Look through the lines of the material and count those containing "resolve". Give that count alone.

- _RECORDED DATA_
==*==

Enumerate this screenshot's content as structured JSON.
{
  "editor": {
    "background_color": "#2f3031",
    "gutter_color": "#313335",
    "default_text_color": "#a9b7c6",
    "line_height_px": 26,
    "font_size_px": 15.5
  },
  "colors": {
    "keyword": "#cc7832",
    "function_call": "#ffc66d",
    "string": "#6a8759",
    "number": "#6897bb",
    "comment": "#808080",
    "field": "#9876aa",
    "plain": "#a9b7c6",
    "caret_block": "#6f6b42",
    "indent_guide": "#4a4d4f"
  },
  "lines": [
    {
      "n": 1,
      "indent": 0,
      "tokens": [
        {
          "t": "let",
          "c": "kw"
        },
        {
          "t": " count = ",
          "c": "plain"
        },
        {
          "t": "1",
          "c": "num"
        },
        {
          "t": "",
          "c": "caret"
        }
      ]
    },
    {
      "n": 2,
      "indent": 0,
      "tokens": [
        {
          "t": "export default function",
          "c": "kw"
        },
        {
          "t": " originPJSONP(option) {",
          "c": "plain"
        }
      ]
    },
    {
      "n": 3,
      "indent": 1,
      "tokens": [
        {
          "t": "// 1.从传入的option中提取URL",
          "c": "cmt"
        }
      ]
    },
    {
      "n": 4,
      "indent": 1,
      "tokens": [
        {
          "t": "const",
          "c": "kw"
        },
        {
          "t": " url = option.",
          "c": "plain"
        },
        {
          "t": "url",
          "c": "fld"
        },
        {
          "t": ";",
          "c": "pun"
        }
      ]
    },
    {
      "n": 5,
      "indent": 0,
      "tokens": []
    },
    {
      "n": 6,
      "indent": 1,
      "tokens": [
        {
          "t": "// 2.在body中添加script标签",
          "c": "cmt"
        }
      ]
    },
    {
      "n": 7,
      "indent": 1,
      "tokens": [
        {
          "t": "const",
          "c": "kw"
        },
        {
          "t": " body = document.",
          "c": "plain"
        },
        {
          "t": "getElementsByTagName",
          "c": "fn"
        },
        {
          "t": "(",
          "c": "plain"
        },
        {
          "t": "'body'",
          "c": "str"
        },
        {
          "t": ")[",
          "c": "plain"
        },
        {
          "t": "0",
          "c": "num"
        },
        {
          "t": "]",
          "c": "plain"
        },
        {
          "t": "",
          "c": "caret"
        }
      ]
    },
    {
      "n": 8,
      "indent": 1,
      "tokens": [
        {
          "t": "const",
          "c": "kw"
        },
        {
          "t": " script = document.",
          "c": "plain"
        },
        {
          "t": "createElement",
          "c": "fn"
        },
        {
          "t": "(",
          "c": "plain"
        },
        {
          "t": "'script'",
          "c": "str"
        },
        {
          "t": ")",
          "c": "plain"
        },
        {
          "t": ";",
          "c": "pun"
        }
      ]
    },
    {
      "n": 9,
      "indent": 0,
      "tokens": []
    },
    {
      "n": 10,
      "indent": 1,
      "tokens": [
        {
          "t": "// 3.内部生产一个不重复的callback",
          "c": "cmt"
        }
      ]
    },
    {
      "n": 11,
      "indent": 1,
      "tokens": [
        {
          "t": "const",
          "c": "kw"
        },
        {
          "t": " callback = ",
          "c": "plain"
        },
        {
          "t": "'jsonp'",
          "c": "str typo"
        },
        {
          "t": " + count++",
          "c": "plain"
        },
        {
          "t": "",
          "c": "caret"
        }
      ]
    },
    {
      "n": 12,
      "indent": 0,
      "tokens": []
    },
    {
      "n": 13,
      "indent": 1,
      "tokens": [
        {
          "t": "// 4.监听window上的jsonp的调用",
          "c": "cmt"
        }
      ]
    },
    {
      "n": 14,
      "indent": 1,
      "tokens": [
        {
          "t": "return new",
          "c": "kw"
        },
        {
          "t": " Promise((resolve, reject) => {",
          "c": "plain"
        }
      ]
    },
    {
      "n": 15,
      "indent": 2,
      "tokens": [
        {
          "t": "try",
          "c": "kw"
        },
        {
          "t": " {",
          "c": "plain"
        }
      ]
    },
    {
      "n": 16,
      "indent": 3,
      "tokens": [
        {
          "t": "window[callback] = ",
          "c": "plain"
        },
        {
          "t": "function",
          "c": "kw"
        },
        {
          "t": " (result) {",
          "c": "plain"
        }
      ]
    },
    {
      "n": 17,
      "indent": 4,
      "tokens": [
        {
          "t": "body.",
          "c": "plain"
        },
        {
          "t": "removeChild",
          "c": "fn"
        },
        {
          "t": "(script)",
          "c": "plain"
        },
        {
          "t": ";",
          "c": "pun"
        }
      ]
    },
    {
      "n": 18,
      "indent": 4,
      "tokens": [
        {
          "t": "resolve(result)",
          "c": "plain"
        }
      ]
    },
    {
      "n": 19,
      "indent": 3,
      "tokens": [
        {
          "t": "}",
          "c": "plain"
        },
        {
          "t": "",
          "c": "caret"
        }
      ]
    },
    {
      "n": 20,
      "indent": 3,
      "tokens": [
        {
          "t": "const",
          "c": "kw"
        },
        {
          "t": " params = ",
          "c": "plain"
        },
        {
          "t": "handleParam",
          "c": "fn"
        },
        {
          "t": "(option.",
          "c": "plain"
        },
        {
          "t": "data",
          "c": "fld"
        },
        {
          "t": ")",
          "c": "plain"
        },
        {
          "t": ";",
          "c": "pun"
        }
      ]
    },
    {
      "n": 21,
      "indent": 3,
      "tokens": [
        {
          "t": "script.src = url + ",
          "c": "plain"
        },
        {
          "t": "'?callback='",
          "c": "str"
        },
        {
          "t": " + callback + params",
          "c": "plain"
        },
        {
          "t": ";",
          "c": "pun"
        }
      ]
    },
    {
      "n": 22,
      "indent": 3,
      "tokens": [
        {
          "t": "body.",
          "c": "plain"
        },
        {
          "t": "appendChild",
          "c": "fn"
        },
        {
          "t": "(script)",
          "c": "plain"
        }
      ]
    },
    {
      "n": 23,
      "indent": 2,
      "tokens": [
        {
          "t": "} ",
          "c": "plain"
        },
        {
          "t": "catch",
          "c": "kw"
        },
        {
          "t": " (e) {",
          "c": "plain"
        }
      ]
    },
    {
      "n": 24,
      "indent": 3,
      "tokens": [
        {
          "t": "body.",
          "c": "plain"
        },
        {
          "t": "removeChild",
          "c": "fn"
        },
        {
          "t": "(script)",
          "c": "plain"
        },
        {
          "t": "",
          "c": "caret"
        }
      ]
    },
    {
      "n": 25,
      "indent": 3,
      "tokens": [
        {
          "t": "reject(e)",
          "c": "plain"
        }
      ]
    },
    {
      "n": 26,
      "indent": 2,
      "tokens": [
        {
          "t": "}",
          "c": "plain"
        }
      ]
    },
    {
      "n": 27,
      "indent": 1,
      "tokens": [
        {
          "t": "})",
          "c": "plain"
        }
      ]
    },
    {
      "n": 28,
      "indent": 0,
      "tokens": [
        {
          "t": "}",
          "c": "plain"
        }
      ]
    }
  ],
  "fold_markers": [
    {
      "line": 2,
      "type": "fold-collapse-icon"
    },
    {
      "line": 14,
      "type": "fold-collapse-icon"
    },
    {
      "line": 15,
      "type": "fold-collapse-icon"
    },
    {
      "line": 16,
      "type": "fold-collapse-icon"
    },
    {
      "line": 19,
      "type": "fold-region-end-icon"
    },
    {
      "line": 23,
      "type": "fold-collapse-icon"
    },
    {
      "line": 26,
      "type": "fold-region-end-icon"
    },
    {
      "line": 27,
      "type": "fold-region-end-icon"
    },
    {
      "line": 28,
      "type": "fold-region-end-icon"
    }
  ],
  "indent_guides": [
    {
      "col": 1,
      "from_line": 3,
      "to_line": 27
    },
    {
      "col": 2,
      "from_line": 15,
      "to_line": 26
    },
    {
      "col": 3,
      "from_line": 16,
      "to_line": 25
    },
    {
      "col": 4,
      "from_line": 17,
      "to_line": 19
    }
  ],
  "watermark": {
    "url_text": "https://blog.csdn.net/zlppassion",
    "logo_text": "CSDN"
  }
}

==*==

- _WRITTEN ANSWER_
2